AIM OF THE EXERCISE. Among the following entries, how many lines hold the string "event"? State only the number.

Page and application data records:
# # #
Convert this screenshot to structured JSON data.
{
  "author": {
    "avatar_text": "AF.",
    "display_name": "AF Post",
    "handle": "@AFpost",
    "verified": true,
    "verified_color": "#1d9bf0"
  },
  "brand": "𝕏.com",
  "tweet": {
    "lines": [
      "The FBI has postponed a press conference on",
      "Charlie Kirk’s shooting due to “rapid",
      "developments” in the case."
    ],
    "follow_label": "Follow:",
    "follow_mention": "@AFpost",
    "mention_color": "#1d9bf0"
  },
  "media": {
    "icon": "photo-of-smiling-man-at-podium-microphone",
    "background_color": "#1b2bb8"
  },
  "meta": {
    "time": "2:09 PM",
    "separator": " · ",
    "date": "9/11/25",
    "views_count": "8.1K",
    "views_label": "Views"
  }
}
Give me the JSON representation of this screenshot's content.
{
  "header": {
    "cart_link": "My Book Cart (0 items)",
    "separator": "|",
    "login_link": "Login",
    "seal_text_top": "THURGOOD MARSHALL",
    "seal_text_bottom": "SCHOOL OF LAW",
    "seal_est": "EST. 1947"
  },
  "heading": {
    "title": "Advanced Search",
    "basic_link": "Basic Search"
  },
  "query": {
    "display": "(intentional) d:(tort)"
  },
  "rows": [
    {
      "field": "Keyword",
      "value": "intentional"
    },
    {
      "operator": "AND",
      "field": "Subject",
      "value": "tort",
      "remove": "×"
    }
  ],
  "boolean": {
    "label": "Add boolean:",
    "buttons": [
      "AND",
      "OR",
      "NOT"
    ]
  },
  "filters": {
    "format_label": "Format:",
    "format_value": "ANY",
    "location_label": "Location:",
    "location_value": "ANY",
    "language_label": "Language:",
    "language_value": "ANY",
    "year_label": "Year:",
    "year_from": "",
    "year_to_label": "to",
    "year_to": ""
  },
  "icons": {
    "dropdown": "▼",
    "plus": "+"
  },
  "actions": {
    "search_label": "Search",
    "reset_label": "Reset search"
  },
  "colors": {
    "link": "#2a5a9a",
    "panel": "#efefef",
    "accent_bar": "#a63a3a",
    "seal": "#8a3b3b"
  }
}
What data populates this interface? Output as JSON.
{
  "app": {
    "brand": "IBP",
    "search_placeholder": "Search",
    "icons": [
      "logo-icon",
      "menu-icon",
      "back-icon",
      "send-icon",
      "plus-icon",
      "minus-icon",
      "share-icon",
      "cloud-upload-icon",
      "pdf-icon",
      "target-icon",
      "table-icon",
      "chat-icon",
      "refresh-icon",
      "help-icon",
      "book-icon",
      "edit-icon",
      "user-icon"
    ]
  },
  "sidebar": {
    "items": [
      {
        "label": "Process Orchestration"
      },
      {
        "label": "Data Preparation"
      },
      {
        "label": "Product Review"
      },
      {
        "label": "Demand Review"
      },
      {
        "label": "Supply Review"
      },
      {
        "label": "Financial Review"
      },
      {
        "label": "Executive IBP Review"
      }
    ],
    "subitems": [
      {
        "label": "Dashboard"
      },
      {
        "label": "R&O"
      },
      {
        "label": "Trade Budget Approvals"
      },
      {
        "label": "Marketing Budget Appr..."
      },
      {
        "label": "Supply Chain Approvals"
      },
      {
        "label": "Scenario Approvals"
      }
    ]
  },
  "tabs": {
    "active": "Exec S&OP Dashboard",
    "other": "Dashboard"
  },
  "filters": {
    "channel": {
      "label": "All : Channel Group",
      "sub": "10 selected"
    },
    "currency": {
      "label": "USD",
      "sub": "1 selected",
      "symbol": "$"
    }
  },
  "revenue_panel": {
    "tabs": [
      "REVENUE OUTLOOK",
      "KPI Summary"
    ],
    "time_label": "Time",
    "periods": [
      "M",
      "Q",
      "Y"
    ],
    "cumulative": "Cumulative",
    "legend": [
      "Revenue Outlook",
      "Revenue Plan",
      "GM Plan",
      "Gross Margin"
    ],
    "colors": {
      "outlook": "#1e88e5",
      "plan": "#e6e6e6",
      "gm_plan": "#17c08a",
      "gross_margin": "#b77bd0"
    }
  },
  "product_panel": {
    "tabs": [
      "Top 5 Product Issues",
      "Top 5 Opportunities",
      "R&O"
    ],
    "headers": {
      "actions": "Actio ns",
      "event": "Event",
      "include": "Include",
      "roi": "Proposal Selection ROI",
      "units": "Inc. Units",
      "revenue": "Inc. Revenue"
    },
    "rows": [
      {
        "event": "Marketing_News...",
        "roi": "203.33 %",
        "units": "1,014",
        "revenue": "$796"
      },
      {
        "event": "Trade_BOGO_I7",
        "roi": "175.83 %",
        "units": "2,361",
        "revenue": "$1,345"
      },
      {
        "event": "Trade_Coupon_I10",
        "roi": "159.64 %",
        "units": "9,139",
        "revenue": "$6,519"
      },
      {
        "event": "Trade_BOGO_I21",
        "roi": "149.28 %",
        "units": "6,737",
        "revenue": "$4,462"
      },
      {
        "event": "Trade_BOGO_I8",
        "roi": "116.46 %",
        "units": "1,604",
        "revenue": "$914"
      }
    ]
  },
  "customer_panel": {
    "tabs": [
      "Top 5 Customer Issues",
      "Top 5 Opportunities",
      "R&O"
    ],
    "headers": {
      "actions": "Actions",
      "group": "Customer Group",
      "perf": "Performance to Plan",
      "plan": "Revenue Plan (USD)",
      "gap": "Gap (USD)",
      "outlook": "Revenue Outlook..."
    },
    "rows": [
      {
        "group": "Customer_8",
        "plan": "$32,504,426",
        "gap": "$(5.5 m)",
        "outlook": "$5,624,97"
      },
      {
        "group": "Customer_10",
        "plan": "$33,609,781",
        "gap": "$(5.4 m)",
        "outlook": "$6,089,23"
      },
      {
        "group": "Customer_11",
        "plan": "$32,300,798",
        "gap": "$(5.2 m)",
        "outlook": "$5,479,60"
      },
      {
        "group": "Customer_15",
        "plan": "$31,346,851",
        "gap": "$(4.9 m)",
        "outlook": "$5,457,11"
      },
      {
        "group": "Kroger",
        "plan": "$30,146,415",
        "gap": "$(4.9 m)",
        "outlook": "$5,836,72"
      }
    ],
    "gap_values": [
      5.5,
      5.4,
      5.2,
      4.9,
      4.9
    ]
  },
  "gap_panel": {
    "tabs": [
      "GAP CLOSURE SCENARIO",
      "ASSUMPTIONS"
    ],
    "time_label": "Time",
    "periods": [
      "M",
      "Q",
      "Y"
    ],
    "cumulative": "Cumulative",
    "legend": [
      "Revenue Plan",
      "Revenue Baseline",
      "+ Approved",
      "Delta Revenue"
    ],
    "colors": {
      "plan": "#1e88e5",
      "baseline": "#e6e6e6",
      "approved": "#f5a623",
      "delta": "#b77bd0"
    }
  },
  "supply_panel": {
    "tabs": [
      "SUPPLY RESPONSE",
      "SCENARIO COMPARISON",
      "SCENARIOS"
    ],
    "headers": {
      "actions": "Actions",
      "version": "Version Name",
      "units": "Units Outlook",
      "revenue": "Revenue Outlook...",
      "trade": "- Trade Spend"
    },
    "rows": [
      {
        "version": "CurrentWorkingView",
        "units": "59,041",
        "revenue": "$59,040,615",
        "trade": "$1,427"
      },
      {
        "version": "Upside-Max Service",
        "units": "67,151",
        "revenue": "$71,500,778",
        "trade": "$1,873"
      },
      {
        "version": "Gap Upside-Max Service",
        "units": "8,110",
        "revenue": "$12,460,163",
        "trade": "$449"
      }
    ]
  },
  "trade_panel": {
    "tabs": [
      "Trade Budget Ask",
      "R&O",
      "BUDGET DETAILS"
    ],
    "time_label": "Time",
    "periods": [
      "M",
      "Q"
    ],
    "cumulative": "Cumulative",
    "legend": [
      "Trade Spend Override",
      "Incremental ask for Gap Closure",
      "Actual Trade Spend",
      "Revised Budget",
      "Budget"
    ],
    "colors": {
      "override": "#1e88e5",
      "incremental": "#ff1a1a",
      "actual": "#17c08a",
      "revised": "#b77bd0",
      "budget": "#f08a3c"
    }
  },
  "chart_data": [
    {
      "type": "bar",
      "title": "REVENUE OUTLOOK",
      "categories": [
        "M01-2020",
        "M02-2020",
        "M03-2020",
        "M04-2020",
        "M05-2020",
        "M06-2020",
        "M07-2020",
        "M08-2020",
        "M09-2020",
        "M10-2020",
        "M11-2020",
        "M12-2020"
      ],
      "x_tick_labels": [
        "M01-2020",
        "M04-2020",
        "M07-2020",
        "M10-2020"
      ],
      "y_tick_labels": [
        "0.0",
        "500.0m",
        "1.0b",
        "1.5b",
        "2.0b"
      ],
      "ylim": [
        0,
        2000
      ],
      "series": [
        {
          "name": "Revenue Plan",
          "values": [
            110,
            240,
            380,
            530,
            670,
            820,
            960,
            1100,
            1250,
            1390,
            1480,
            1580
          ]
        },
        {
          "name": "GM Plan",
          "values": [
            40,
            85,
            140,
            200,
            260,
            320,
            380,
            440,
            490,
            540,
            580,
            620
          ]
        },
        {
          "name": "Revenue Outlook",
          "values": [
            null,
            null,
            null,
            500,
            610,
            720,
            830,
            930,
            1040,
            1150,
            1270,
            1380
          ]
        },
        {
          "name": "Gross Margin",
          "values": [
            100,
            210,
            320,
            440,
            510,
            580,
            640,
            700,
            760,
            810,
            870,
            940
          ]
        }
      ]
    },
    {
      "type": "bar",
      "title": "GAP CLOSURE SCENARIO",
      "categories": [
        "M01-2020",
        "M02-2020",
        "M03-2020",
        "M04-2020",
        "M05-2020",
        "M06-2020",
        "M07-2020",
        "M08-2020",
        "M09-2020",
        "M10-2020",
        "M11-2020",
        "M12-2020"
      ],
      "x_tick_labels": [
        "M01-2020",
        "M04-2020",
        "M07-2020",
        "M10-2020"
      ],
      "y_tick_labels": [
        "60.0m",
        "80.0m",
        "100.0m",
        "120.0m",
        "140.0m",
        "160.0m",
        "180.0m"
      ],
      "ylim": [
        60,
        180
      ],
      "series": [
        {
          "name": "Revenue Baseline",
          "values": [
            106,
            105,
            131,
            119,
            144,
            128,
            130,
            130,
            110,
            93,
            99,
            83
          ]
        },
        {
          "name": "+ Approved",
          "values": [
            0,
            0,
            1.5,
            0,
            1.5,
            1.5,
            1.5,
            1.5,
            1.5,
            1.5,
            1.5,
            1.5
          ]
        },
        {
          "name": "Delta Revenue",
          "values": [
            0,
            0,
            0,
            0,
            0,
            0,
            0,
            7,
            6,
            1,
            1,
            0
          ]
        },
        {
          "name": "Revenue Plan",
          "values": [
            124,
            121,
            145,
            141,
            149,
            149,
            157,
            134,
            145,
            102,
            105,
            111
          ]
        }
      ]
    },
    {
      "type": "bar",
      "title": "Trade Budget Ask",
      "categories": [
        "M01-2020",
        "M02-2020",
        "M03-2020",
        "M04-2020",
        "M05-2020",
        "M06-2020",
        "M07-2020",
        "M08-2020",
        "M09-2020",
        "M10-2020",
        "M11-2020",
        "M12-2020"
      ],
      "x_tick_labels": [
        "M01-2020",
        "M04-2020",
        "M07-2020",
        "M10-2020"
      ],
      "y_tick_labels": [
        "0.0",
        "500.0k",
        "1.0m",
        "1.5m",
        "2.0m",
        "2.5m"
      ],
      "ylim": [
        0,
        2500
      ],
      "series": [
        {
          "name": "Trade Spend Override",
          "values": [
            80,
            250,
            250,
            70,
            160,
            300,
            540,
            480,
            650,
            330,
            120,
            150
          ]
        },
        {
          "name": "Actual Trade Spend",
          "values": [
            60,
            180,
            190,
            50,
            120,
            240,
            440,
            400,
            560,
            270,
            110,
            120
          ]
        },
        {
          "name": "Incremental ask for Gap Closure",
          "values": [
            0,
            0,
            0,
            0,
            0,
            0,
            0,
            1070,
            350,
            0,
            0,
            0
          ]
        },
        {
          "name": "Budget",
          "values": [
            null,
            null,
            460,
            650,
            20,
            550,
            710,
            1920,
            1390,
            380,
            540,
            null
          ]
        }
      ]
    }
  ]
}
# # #
RESULT. 6